- [What the exercise asks]
If a line below contains the string "this", copy it out.

- [Given information]

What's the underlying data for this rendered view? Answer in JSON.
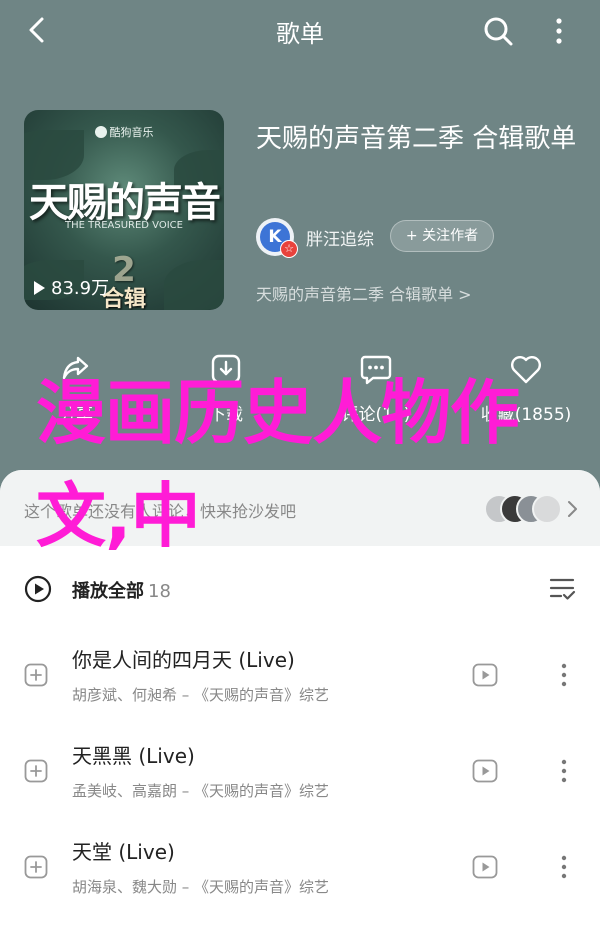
{
  "header": {
    "title": "歌单",
    "back_icon": "back-arrow-icon",
    "search_icon": "search-icon",
    "more_icon": "more-vertical-icon"
  },
  "cover": {
    "brand": "酷狗音乐",
    "title": "天赐的声音",
    "english": "THE TREASURED VOICE",
    "season": "合辑",
    "season_number": "2",
    "play_count": "83.9万"
  },
  "playlist": {
    "title": "天赐的声音第二季 合辑歌单",
    "creator": "胖汪追综",
    "creator_initial": "K",
    "follow_label": "+ 关注作者",
    "description": "天赐的声音第二季 合辑歌单 >"
  },
  "actions": [
    {
      "label": "分享",
      "icon": "share-icon"
    },
    {
      "label": "下载",
      "icon": "download-icon"
    },
    {
      "label": "评论(14)",
      "icon": "comment-icon"
    },
    {
      "label": "收藏(1855)",
      "icon": "heart-icon"
    }
  ],
  "overlay_text": "漫画历史人物作文,中",
  "comments": {
    "text": "这个歌单还没有人评论，快来抢沙发吧"
  },
  "list": {
    "play_all_label": "播放全部",
    "count": "18"
  },
  "songs": [
    {
      "title": "你是人间的四月天 (Live)",
      "subtitle": "胡彦斌、何昶希 – 《天赐的声音》综艺"
    },
    {
      "title": "天黑黑 (Live)",
      "subtitle": "孟美岐、高嘉朗 – 《天赐的声音》综艺"
    },
    {
      "title": "天堂 (Live)",
      "subtitle": "胡海泉、魏大勋 – 《天赐的声音》综艺"
    }
  ],
  "colors": {
    "background": "#6f8585",
    "overlay": "#ff1cd6",
    "accent": "#3d74d6"
  }
}
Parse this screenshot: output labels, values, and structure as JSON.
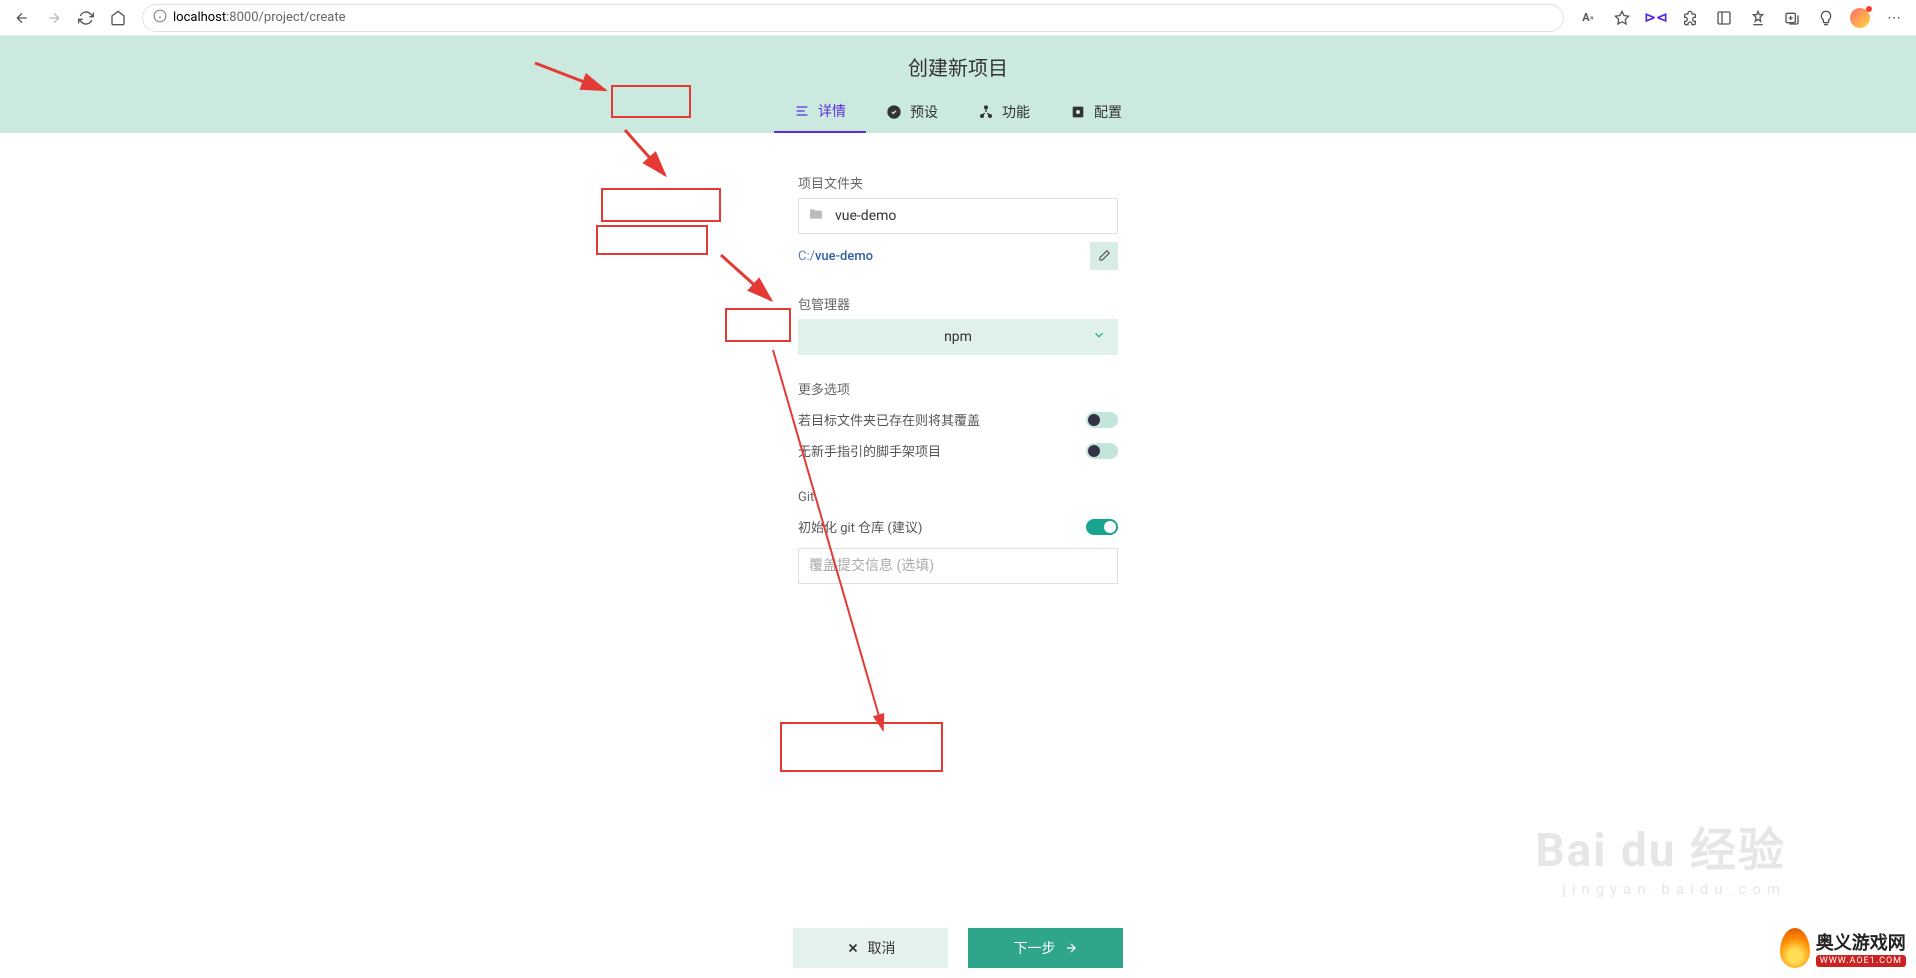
{
  "browser": {
    "url_host": "localhost",
    "url_port": ":8000",
    "url_path": "/project/create"
  },
  "header": {
    "title": "创建新项目",
    "tabs": [
      {
        "label": "详情"
      },
      {
        "label": "预设"
      },
      {
        "label": "功能"
      },
      {
        "label": "配置"
      }
    ]
  },
  "form": {
    "project_folder_label": "项目文件夹",
    "project_name": "vue-demo",
    "path_prefix": "C:/",
    "path_value": "vue-demo",
    "package_manager_label": "包管理器",
    "package_manager_value": "npm",
    "more_options_label": "更多选项",
    "overwrite_label": "若目标文件夹已存在则将其覆盖",
    "bare_label": "无新手指引的脚手架项目",
    "git_label": "Git",
    "git_init_label": "初始化 git 仓库 (建议)",
    "commit_placeholder": "覆盖提交信息 (选填)"
  },
  "buttons": {
    "cancel": "取消",
    "next": "下一步"
  },
  "watermark": {
    "baidu": "Bai du 经验",
    "baidu_sub": "jingyan.baidu.com",
    "site_cn": "奥义游戏网",
    "site_en": "WWW.AOE1.COM"
  }
}
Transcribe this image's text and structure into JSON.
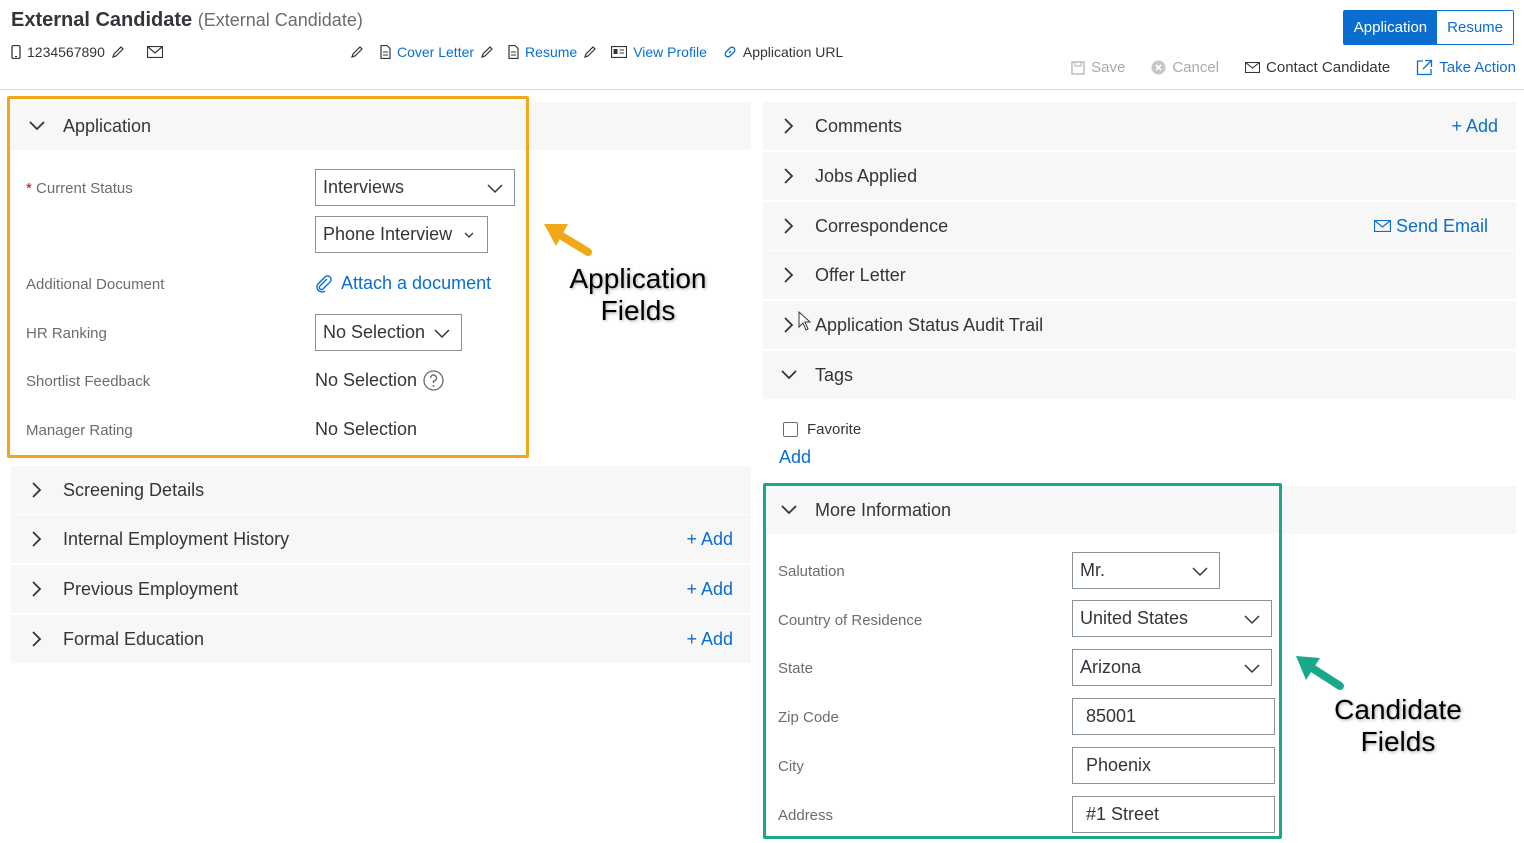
{
  "header": {
    "name": "External Candidate",
    "subtitle": "(External Candidate)",
    "phone": "1234567890",
    "links": {
      "cover_letter": "Cover Letter",
      "resume": "Resume",
      "view_profile": "View Profile",
      "application_url": "Application URL"
    },
    "segments": {
      "application": "Application",
      "resume": "Resume"
    },
    "actions": {
      "save": "Save",
      "cancel": "Cancel",
      "contact": "Contact Candidate",
      "take_action": "Take Action"
    }
  },
  "left": {
    "application_panel": "Application",
    "fields": {
      "current_status_required": "*",
      "current_status_label": "Current Status",
      "current_status_value": "Interviews",
      "substatus_value": "Phone Interview",
      "additional_document_label": "Additional Document",
      "attach_link": "Attach a document",
      "hr_ranking_label": "HR Ranking",
      "hr_ranking_value": "No Selection",
      "shortlist_label": "Shortlist Feedback",
      "shortlist_value": "No Selection",
      "manager_rating_label": "Manager Rating",
      "manager_rating_value": "No Selection"
    },
    "panels": [
      {
        "label": "Screening Details",
        "add": ""
      },
      {
        "label": "Internal Employment History",
        "add": "+ Add"
      },
      {
        "label": "Previous Employment",
        "add": "+ Add"
      },
      {
        "label": "Formal Education",
        "add": "+ Add"
      }
    ]
  },
  "right": {
    "panels": [
      {
        "label": "Comments",
        "action": "+ Add"
      },
      {
        "label": "Jobs Applied",
        "action": ""
      },
      {
        "label": "Correspondence",
        "action": "Send Email"
      },
      {
        "label": "Offer Letter",
        "action": ""
      },
      {
        "label": "Application Status Audit Trail",
        "action": ""
      },
      {
        "label": "Tags",
        "action": ""
      }
    ],
    "tags": {
      "favorite": "Favorite",
      "add": "Add"
    },
    "more_info": {
      "title": "More Information",
      "salutation_label": "Salutation",
      "salutation_value": "Mr.",
      "country_label": "Country of Residence",
      "country_value": "United States",
      "state_label": "State",
      "state_value": "Arizona",
      "zip_label": "Zip Code",
      "zip_value": "85001",
      "city_label": "City",
      "city_value": "Phoenix",
      "address_label": "Address",
      "address_value": "#1 Street"
    }
  },
  "annotations": {
    "application_fields": "Application Fields",
    "candidate_fields": "Candidate Fields",
    "orange": "#f0a818",
    "green": "#19a98a"
  },
  "colors": {
    "accent": "#0a6ed1",
    "panel_bg": "#f7f7f7"
  }
}
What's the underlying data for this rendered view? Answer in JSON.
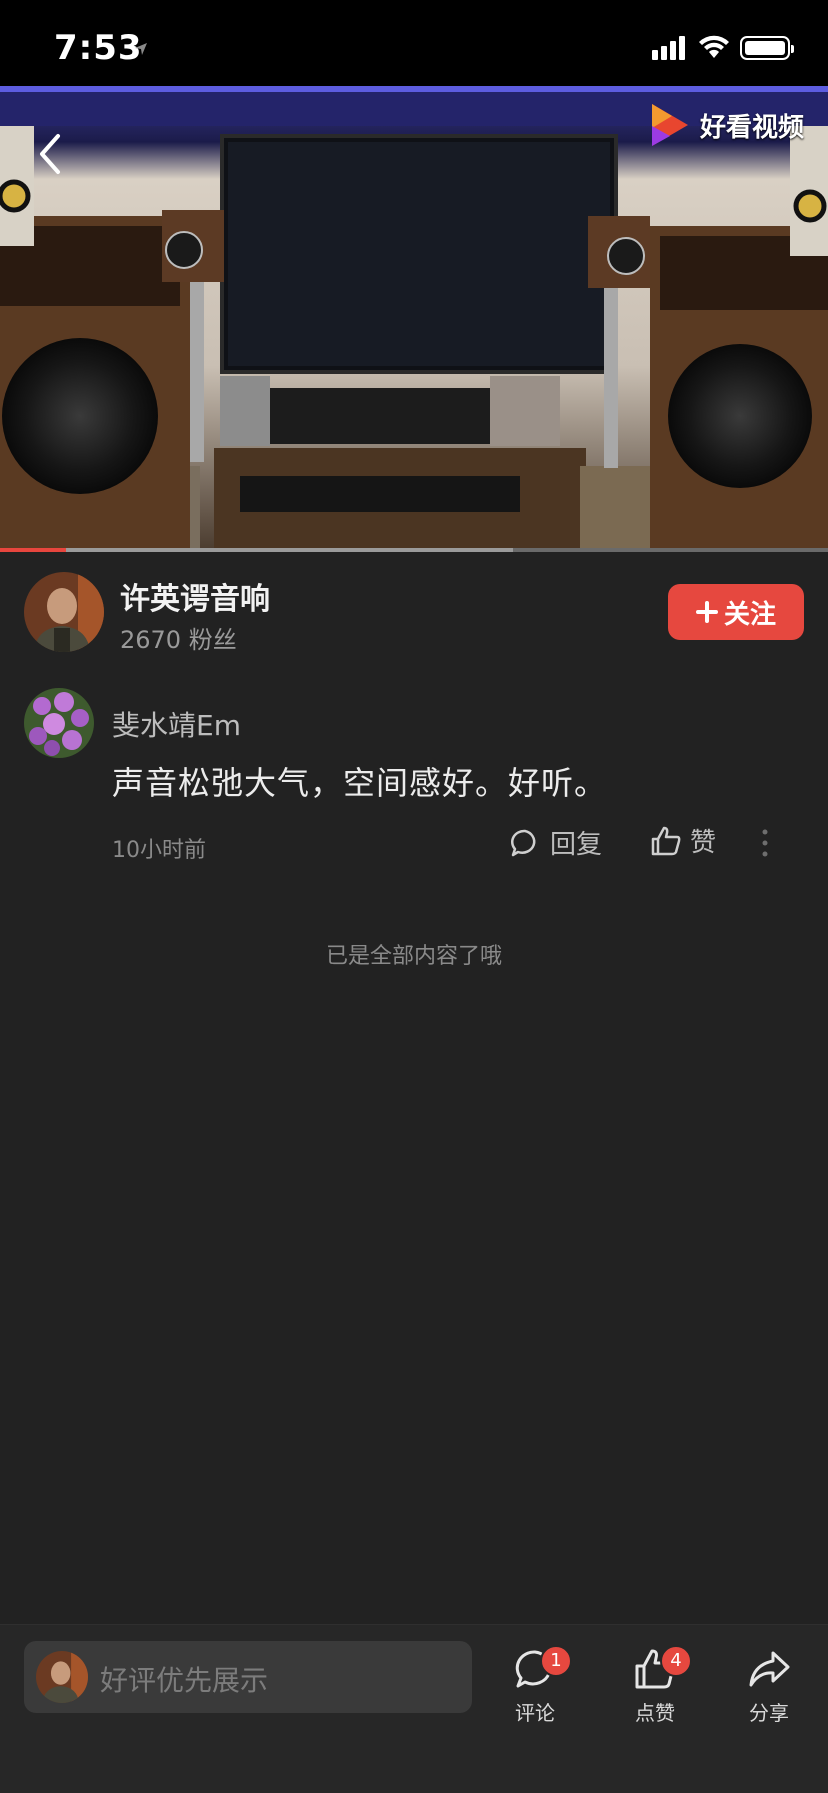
{
  "status_bar": {
    "time": "7:53"
  },
  "video": {
    "logo_text": "好看视频",
    "progress_played": 0.08,
    "progress_buffered": 0.62
  },
  "author": {
    "name": "许英谔音响",
    "fans": "2670 粉丝",
    "follow_label": "关注"
  },
  "comment": {
    "user": "斐水靖Em",
    "text": "声音松弛大气，空间感好。好听。",
    "time": "10小时前",
    "reply_label": "回复",
    "like_label": "赞"
  },
  "end_text": "已是全部内容了哦",
  "bottom_bar": {
    "input_placeholder": "好评优先展示",
    "comment_label": "评论",
    "comment_badge": "1",
    "like_label": "点赞",
    "like_badge": "4",
    "share_label": "分享"
  }
}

- [Reply]
What's the underlying data for this rendered view? Answer in JSON.
Parse this screenshot: output labels, values, and structure as JSON.
Transcribe this image's text and structure into JSON.
What's the underlying data for this rendered view? Answer in JSON.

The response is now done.